El Colegio de la Frontera Norte has issued a new book, Visiones contemporáneas de la cooperación y la gestión del agua en la frontera Mexico-Estados Unidos (Contemporary visions for cooperation and water management on the Mexico-US border), edited by José Luis Castro Ruiz, Alfonso Andrés Cortez Lara, and Vicente Sánchez Munguía. This collection of papers by scholars from Mexico and the US, with content in both Spanish and English, contains a chapter by Mary-Belle Cruz Ayala, a post-doctoral researcher at the WRRC, and others on the overuse of groundwater in northwestern Mexico and the implementation of Managed Aquifer Recharge (MAR) for mitigating climate change impacts. The book ranges geographically from Baja California to the Rio Bravo/Rio Grande region, encompassing the binational water framework, water security and climate change, transboundary groundwater, and local governance. It is an excellent summary of successful examples of collaboration between Mexico and the US, as well as the challenges faced when conducting binational projects.

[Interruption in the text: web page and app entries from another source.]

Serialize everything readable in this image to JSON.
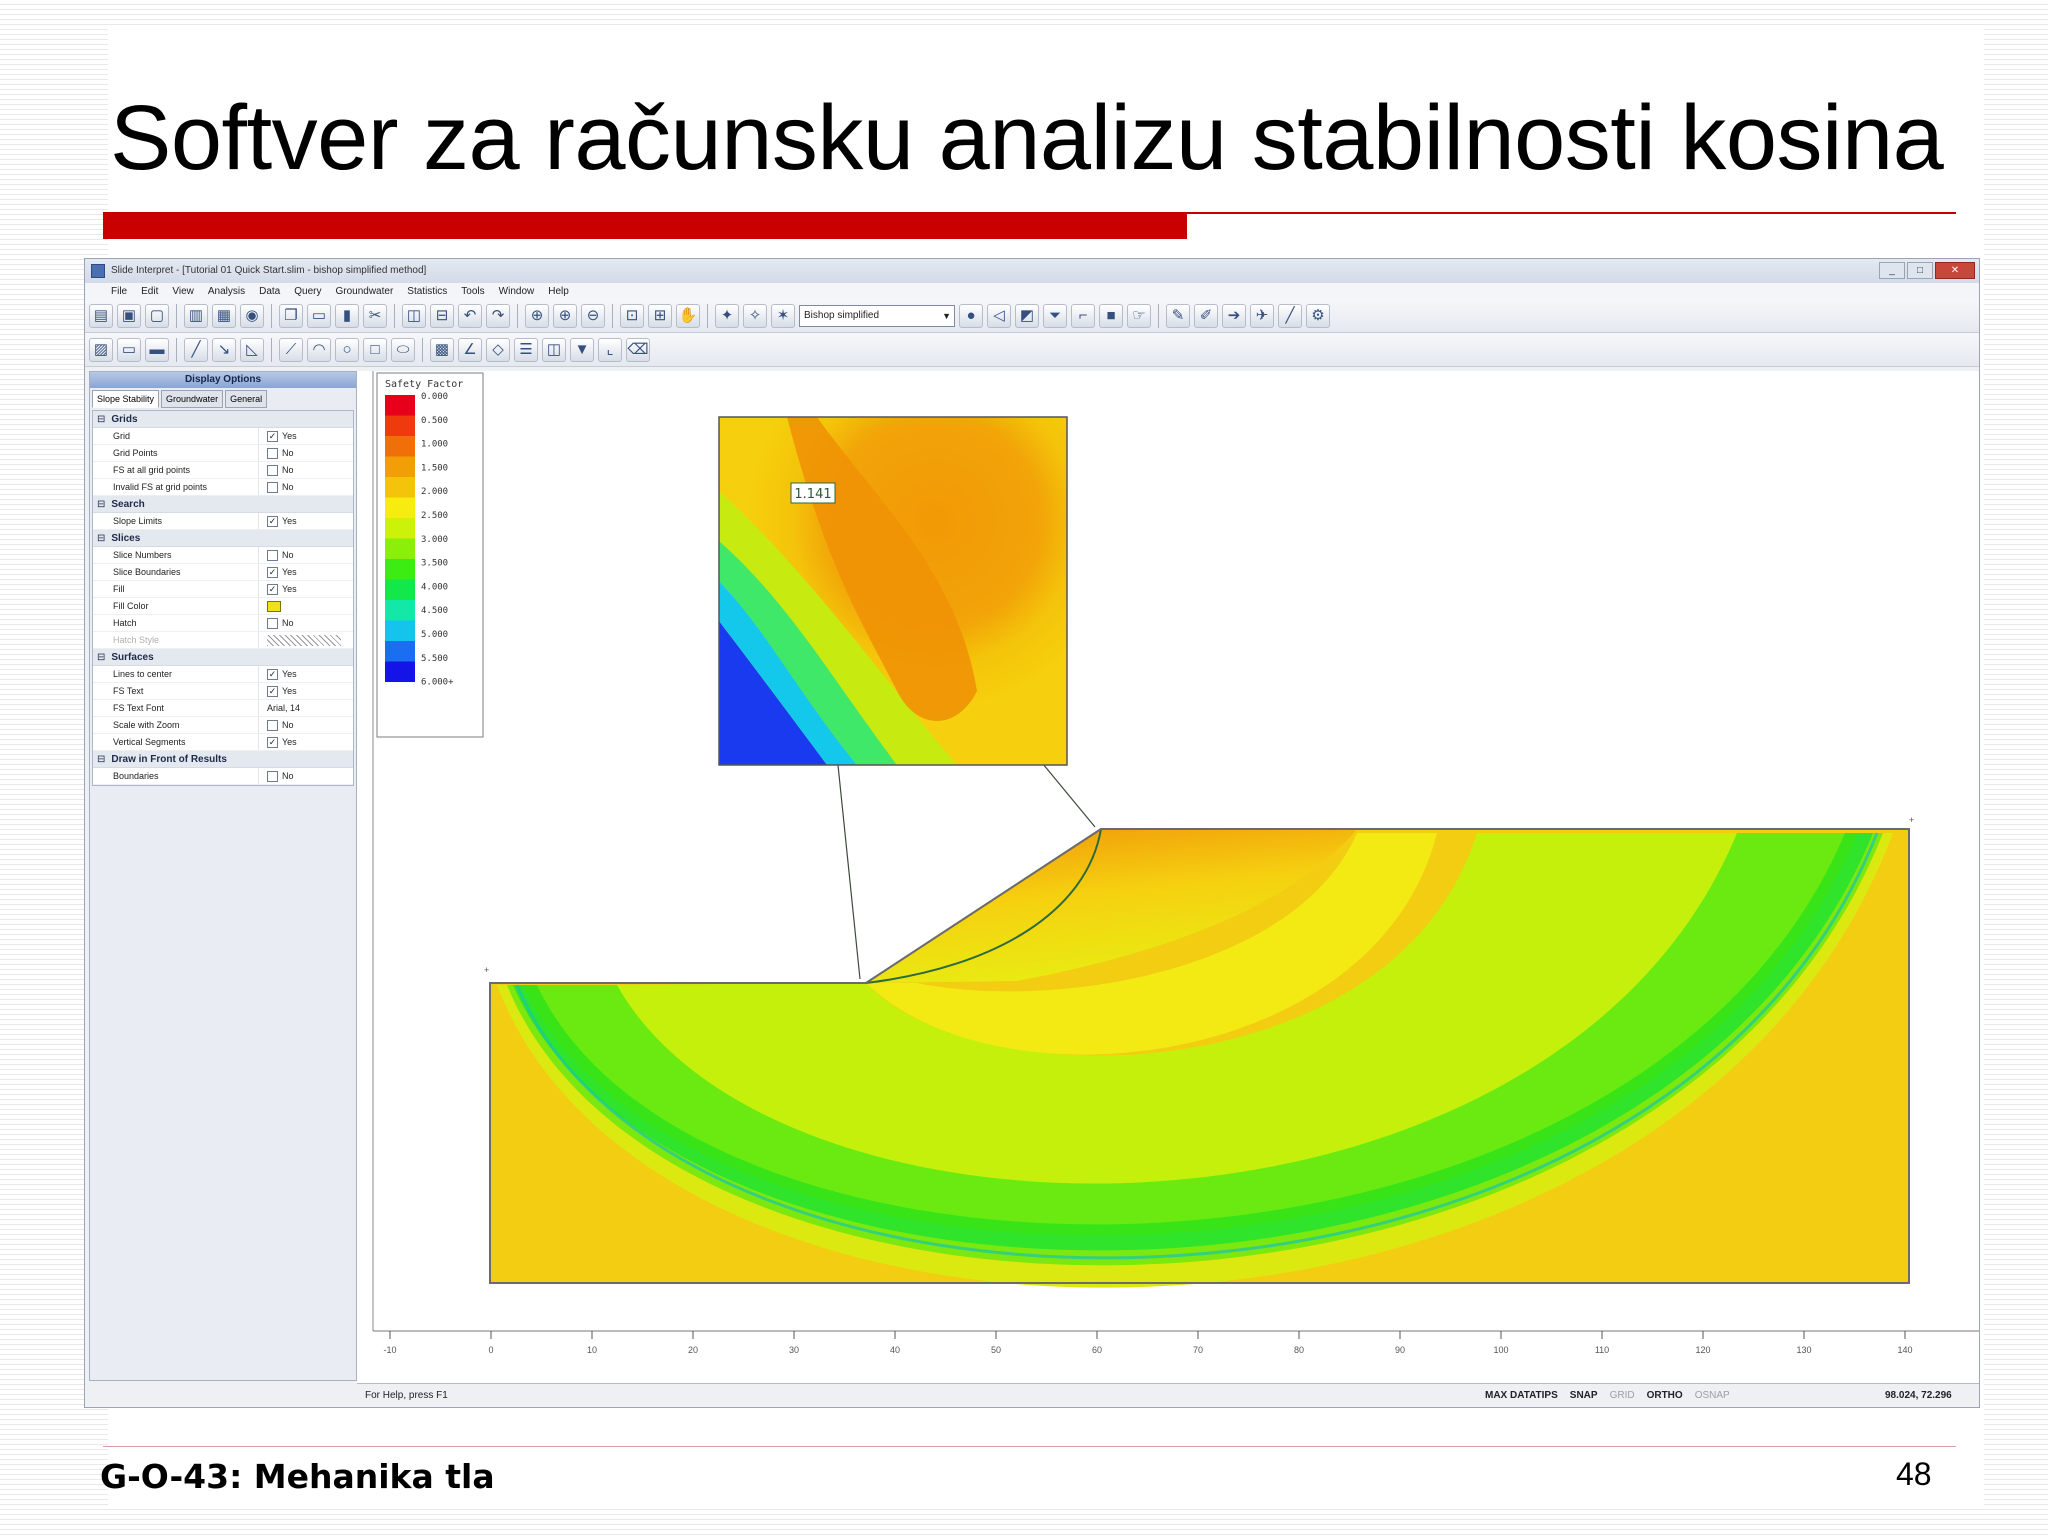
{
  "slide": {
    "title": "Softver za računsku analizu stabilnosti kosina",
    "footer": "G-O-43: Mehanika tla",
    "page_number": "48",
    "accent_color": "#c80000"
  },
  "window": {
    "title": "Slide Interpret - [Tutorial 01 Quick Start.slim - bishop simplified method]",
    "controls": {
      "minimize": "_",
      "maximize": "□",
      "close": "✕"
    }
  },
  "menu": [
    "File",
    "Edit",
    "View",
    "Analysis",
    "Data",
    "Query",
    "Groundwater",
    "Statistics",
    "Tools",
    "Window",
    "Help"
  ],
  "toolbar": {
    "method_select": "Bishop simplified"
  },
  "display_options": {
    "header": "Display Options",
    "tabs": [
      "Slope Stability",
      "Groundwater",
      "General"
    ],
    "active_tab": 0,
    "categories": [
      {
        "name": "Grids",
        "rows": [
          {
            "label": "Grid",
            "value": "Yes",
            "checked": true
          },
          {
            "label": "Grid Points",
            "value": "No",
            "checked": false
          },
          {
            "label": "FS at all grid points",
            "value": "No",
            "checked": false
          },
          {
            "label": "Invalid FS at grid points",
            "value": "No",
            "checked": false
          }
        ]
      },
      {
        "name": "Search",
        "rows": [
          {
            "label": "Slope Limits",
            "value": "Yes",
            "checked": true
          }
        ]
      },
      {
        "name": "Slices",
        "rows": [
          {
            "label": "Slice Numbers",
            "value": "No",
            "checked": false
          },
          {
            "label": "Slice Boundaries",
            "value": "Yes",
            "checked": true
          },
          {
            "label": "Fill",
            "value": "Yes",
            "checked": true
          },
          {
            "label": "Fill Color",
            "value": "",
            "swatch": true
          },
          {
            "label": "Hatch",
            "value": "No",
            "checked": false
          },
          {
            "label": "Hatch Style",
            "value": "",
            "hatch": true,
            "disabled": true
          }
        ]
      },
      {
        "name": "Surfaces",
        "rows": [
          {
            "label": "Lines to center",
            "value": "Yes",
            "checked": true
          },
          {
            "label": "FS Text",
            "value": "Yes",
            "checked": true
          },
          {
            "label": "FS Text Font",
            "value": "Arial, 14"
          },
          {
            "label": "Scale with Zoom",
            "value": "No",
            "checked": false
          },
          {
            "label": "Vertical Segments",
            "value": "Yes",
            "checked": true
          }
        ]
      },
      {
        "name": "Draw in Front of Results",
        "rows": [
          {
            "label": "Boundaries",
            "value": "No",
            "checked": false
          }
        ]
      }
    ]
  },
  "legend": {
    "title": "Safety Factor",
    "labels": [
      "0.000",
      "0.500",
      "1.000",
      "1.500",
      "2.000",
      "2.500",
      "3.000",
      "3.500",
      "4.000",
      "4.500",
      "5.000",
      "5.500",
      "6.000+"
    ],
    "colors": [
      "#e8001a",
      "#ee3a0c",
      "#f06f08",
      "#f29e06",
      "#f4c40a",
      "#f6ec10",
      "#cbf208",
      "#8cef0a",
      "#3cec12",
      "#12e84a",
      "#12e8a8",
      "#14c4ec",
      "#1a6ef0",
      "#1414e8"
    ]
  },
  "model": {
    "critical_fs": "1.141",
    "zoom_inset": true
  },
  "axis": {
    "x_ticks": [
      "-10",
      "0",
      "10",
      "20",
      "30",
      "40",
      "50",
      "60",
      "70",
      "80",
      "90",
      "100",
      "110",
      "120",
      "130",
      "140"
    ]
  },
  "status": {
    "help": "For Help, press F1",
    "items": [
      {
        "text": "MAX DATATIPS",
        "dim": false
      },
      {
        "text": "SNAP",
        "dim": false
      },
      {
        "text": "GRID",
        "dim": true
      },
      {
        "text": "ORTHO",
        "dim": false
      },
      {
        "text": "OSNAP",
        "dim": true
      }
    ],
    "coords": "98.024, 72.296"
  }
}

For example, chapters reviewing the Mexican regulatory water framework suggest that the National Water Law should incorporate regulations for groundwater and underscores the need to improve mechanisms for transboundary participation including non-governmental actors. The Colorado River is featured in several chapters dealing with water security and the impacts of variability on the regions dependent on the river’s hydrology. Potential solutions to water scarcity, such as desalination and MAR, also are described. The exigencies of social and financial asymmetries, and the need for binational cooperation and collaboration, emerge as major themes.